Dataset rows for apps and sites

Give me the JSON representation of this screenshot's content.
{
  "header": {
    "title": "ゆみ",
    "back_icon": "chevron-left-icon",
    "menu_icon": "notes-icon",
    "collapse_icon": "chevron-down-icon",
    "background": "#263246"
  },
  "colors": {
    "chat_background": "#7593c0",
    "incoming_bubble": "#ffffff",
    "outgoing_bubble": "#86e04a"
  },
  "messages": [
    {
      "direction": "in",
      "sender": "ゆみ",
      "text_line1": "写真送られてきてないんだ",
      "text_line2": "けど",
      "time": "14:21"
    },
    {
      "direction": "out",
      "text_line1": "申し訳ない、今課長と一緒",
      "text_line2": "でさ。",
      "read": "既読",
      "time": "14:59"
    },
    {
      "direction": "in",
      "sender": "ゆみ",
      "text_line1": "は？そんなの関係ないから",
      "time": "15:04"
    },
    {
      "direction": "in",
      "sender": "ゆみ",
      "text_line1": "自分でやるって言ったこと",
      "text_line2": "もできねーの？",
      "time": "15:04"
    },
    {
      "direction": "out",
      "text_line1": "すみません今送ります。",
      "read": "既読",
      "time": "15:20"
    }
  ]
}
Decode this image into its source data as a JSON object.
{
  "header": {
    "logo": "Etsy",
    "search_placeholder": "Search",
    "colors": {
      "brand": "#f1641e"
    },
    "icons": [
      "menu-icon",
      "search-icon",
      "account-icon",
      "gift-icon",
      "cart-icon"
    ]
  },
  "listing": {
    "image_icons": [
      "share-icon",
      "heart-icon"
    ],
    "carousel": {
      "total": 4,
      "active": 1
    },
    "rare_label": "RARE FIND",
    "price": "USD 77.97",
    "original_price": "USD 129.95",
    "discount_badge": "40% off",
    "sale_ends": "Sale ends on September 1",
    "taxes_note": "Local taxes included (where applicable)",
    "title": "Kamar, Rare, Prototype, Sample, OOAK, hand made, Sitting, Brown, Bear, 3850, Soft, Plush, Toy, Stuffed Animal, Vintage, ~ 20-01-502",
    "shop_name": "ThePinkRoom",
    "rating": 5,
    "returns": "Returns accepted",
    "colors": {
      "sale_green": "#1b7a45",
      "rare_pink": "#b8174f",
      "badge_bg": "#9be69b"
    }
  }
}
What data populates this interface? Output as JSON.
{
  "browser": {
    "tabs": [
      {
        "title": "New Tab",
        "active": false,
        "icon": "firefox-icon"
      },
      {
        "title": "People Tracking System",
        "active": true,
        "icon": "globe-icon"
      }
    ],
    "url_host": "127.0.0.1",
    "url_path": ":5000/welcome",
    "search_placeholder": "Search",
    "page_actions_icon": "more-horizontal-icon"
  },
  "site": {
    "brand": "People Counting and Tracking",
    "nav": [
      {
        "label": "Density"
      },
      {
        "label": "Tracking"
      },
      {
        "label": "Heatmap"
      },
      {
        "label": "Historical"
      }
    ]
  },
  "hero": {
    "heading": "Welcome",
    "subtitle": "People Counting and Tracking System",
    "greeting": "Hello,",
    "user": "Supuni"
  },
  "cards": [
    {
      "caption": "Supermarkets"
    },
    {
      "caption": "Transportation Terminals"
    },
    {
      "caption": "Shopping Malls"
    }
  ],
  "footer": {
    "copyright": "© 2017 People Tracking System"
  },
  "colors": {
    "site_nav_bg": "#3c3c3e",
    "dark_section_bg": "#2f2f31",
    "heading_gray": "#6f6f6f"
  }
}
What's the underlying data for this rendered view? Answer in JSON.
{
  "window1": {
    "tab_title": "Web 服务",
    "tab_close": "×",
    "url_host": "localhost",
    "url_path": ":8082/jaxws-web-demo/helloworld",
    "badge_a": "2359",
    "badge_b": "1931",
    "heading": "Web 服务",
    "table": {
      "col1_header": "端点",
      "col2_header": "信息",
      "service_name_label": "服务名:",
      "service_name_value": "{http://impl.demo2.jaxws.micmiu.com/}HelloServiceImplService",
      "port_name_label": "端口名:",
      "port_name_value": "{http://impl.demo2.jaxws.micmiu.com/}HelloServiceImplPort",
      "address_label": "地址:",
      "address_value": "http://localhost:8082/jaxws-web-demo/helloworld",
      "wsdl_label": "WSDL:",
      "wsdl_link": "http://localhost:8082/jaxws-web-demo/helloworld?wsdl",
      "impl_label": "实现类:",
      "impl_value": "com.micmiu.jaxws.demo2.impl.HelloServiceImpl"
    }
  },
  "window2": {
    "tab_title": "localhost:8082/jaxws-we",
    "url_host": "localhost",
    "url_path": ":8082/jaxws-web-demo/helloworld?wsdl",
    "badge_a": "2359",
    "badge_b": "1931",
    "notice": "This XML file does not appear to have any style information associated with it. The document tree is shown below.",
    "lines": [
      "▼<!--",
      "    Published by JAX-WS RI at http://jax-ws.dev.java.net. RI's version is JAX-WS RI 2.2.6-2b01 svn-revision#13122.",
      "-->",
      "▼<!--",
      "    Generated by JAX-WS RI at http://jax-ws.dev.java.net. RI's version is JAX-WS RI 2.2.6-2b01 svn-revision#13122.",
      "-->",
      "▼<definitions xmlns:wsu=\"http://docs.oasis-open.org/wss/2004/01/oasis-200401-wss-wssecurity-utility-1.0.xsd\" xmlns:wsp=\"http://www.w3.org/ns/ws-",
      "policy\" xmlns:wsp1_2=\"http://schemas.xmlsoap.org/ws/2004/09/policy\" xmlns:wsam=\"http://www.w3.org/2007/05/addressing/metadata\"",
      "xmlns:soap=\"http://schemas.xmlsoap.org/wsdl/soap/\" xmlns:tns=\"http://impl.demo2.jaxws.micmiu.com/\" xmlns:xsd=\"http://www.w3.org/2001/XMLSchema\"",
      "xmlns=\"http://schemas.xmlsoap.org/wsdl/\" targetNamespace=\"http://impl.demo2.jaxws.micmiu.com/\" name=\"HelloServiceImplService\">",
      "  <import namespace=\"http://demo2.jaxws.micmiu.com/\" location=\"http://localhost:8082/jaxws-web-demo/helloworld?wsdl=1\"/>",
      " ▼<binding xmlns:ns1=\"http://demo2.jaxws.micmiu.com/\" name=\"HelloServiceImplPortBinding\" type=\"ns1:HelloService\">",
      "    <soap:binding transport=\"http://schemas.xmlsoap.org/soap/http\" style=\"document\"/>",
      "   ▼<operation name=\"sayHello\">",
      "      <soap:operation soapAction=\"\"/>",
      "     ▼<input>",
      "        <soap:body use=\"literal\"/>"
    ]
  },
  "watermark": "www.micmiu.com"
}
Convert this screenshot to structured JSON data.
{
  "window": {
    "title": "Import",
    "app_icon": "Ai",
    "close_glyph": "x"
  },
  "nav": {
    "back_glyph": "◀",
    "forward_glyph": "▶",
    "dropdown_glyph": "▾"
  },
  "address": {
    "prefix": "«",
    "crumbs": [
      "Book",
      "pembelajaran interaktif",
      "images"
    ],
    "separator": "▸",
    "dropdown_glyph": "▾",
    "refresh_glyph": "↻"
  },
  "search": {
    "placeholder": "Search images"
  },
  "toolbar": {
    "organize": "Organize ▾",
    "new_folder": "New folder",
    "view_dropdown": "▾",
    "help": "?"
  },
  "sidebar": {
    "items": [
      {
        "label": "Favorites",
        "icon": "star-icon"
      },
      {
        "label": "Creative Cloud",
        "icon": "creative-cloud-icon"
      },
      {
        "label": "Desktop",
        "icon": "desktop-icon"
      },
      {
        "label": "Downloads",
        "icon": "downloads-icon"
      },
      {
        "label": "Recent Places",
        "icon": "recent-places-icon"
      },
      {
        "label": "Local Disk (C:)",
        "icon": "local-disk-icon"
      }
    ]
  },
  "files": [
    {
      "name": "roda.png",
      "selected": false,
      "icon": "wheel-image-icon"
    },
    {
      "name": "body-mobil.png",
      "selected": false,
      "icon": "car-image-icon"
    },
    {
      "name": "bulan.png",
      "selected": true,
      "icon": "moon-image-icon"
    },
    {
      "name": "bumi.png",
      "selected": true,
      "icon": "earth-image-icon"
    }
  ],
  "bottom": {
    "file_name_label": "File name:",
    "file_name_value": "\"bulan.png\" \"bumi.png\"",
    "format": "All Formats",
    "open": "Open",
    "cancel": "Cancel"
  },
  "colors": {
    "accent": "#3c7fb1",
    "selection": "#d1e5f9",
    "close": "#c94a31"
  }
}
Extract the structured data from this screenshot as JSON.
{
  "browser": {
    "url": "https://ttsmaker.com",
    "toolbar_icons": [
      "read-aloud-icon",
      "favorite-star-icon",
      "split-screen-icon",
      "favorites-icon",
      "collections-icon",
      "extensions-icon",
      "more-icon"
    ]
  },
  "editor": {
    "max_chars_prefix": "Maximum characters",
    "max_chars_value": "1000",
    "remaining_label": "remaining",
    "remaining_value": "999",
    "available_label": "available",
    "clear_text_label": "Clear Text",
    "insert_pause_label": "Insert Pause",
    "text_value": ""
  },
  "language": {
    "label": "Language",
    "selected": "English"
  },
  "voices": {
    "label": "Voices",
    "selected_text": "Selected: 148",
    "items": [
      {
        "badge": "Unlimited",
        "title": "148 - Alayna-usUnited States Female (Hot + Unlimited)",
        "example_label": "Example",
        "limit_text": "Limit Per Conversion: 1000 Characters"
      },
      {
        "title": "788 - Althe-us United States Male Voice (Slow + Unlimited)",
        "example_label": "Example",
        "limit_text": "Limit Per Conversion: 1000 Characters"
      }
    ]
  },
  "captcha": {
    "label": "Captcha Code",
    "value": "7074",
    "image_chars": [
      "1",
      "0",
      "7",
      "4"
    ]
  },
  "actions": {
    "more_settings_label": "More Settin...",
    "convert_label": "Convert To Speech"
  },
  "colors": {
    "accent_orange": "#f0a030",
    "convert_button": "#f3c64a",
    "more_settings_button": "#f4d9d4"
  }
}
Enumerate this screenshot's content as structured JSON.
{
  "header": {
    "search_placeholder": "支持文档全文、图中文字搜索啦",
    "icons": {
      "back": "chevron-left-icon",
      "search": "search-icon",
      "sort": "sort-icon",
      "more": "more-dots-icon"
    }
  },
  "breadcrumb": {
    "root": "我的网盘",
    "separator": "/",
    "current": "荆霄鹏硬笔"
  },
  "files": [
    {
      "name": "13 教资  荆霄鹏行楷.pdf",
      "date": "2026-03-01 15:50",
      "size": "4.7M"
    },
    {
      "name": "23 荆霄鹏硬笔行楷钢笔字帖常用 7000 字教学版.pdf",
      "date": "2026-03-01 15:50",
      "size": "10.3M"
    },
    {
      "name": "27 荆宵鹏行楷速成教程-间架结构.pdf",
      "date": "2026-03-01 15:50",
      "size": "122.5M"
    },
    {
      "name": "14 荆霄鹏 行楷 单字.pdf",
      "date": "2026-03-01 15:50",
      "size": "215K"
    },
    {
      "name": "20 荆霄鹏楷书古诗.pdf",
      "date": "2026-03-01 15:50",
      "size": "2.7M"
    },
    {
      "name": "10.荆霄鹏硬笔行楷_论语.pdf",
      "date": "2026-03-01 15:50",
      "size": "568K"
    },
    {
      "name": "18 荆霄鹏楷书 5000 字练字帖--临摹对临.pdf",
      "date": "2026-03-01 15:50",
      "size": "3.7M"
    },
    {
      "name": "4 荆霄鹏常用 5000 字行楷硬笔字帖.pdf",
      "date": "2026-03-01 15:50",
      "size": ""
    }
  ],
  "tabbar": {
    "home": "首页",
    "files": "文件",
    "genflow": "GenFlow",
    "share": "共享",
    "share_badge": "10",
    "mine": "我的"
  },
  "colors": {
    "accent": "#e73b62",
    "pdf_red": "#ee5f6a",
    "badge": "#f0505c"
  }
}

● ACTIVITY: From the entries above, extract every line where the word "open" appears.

● EXERCISE OUTPUT:
      "▼<definitions xmlns:wsu=\"http://docs.oasis-open.org/wss/2004/01/oasis-200401-wss-wssecurity-utility-1.0.xsd\" xmlns:wsp=\"http://www.w3.org/ns/ws-",
    "open": "Open",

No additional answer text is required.